List each line of the data in which the string "name" appears.

Available records:
┏━━

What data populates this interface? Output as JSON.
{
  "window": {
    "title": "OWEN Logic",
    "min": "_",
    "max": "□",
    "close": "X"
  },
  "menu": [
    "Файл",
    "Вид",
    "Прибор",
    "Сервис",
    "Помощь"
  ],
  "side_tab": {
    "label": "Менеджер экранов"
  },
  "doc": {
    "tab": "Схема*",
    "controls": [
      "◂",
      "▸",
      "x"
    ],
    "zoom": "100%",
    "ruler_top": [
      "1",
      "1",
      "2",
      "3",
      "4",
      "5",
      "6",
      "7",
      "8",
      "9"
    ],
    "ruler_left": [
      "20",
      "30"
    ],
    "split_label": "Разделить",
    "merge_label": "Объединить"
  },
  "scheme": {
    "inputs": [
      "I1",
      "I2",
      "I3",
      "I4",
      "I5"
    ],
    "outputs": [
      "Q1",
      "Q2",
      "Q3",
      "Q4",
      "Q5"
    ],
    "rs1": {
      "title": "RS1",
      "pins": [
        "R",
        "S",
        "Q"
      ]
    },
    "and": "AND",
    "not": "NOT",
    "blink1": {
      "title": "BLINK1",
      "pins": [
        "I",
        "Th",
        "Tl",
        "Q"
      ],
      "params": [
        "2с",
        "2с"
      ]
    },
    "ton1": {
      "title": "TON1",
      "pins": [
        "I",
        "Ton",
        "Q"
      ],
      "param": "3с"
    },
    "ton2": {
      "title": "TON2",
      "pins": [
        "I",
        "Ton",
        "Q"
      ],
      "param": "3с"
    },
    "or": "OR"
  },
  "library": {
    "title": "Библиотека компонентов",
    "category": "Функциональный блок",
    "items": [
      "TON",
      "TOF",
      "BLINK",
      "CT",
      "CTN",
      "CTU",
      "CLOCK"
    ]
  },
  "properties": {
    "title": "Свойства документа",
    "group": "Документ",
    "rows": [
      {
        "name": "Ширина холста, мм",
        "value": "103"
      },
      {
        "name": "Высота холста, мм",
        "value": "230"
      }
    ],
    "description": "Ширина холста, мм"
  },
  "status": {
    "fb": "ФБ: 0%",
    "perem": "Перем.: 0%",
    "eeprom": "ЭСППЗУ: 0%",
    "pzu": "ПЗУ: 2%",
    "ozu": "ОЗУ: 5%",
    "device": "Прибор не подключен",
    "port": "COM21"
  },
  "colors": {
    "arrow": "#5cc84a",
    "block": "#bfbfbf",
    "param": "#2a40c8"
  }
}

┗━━

Answer to the problem:
        "name": "Ширина холста, мм",
        "name": "Высота холста, мм",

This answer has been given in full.